Translator Disclaimer
12 April 2005 Measurement techniques for laser parameters relevant to materials processing
Author Affiliations +
Many micromachining operations, particularly in the electronics sector, utilize pulsed solid-state UV lasers. These processes demand high levels of stability, as the yield and quality relate directly to the repeatability of each laser pulse. Critical stability issues arise with single-pulse processes (e.g. repair), situations requiring bursts of pulses (e.g. drilling), and continuous pulsing applications (e.g. cutting). To realize optimal stability specific design choices must be made, certain transient problems must be solved, and pulse energy measurements must be standardized. Solid-state UV lasers originate as infrared lasers, and nonlinear optics converts the infrared to the UV. This conversion introduces instability. Performing the conversion within the infrared laser cavity suppresses the instability, relative to performing the conversion outside of the laser cavity. We explain this phenomenon. Ideally, a versatile and stable solid-state laser can generate pulses in many formats. Thermal effects tend to prevent this versatile ideal, resulting in transient problems (unstable pulse trains), or less than optimal performance when the laser is pulsing continuously. Many methods of measuring pulse energy exist. Each method can produce surprisingly different results. We compare various techniques, discuss their limitations, and suggest an easily implemented pulse energy stability measurement.
© (2005) COPYRIGHT Society of Photo-Optical Instrumentation Engineers (SPIE). Downloading of the abstract is permitted for personal use only.
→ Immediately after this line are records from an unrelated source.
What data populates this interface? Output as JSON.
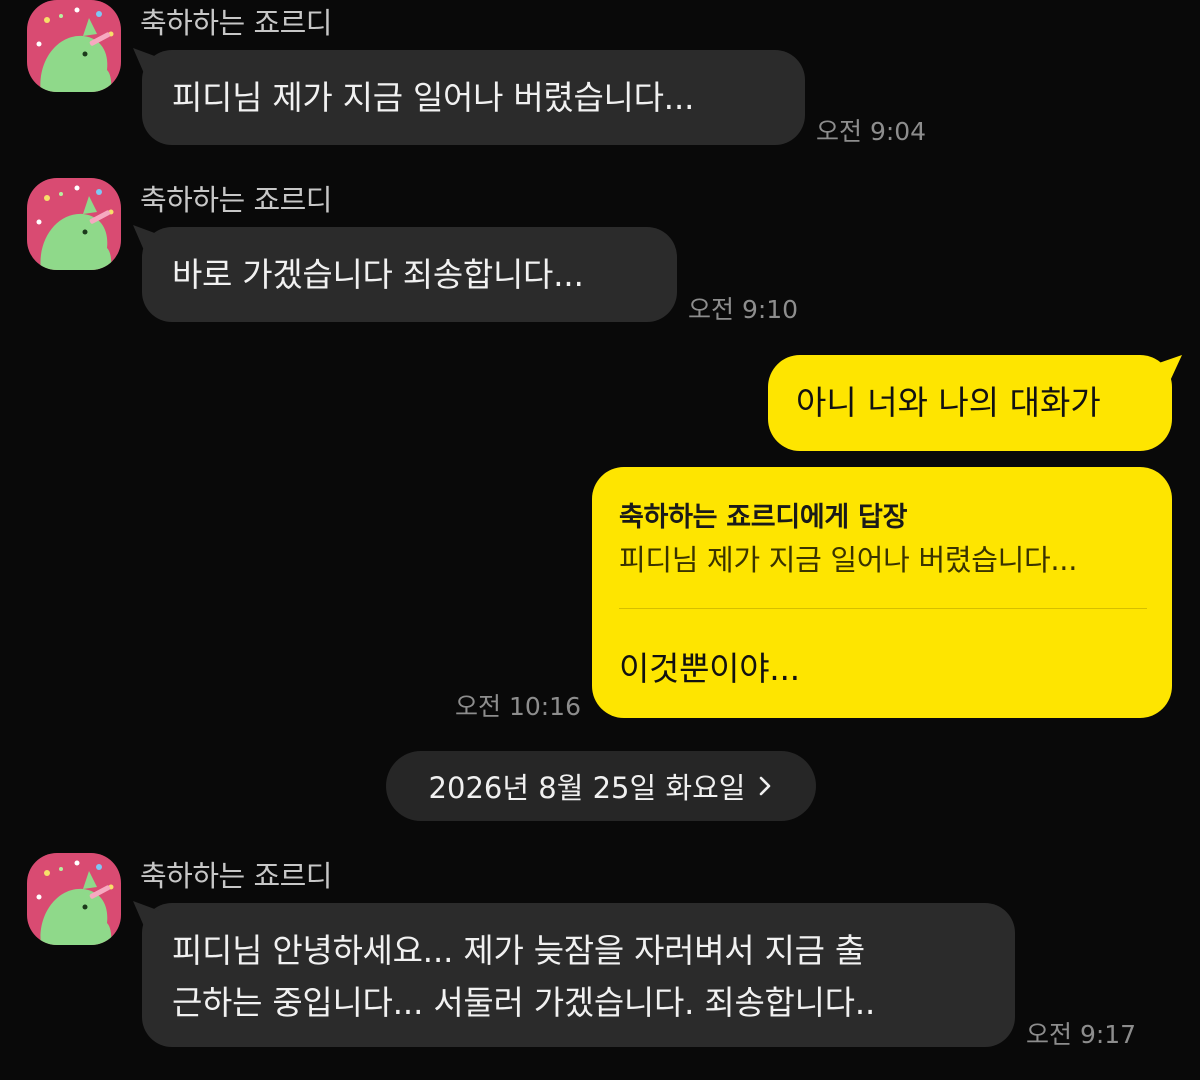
{
  "messages": [
    {
      "sender": "축하하는 죠르디",
      "text": "피디님 제가 지금 일어나 버렸습니다...",
      "time": "오전 9:04"
    },
    {
      "sender": "축하하는 죠르디",
      "text": "바로 가겠습니다 죄송합니다...",
      "time": "오전 9:10"
    },
    {
      "sender": "me",
      "text": "아니 너와 나의 대화가"
    },
    {
      "sender": "me",
      "reply_header": "축하하는 죠르디에게 답장",
      "reply_quote": "피디님 제가 지금 일어나 버렸습니다...",
      "text": "이것뿐이야...",
      "time": "오전 10:16"
    },
    {
      "sender": "축하하는 죠르디",
      "text_lines": [
        "피디님 안녕하세요... 제가 늦잠을 자러벼서 지금 출",
        "근하는 중입니다... 서둘러 가겠습니다. 죄송합니다.."
      ],
      "time": "오전 9:17"
    }
  ],
  "date_divider": {
    "label": "2026년 8월 25일 화요일",
    "icon": "chevron-right-icon"
  },
  "colors": {
    "background": "#090909",
    "incoming_bubble": "#2b2b2b",
    "outgoing_bubble": "#fee500",
    "avatar_bg": "#d94b72",
    "avatar_character": "#8fd98a"
  },
  "avatar_icon": "jordy-character-avatar"
}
Mark Alan Arbore, David Balsley, James Morehead, Frank Adams, Werner Wiechmann, Jeffrey Kmetec, Yidong Zhou, and William M. Grossman "Measurement techniques for laser parameters relevant to materials processing", Proc. SPIE 5713, Photon Processing in Microelectronics and Photonics IV, (12 April 2005);

Back to Top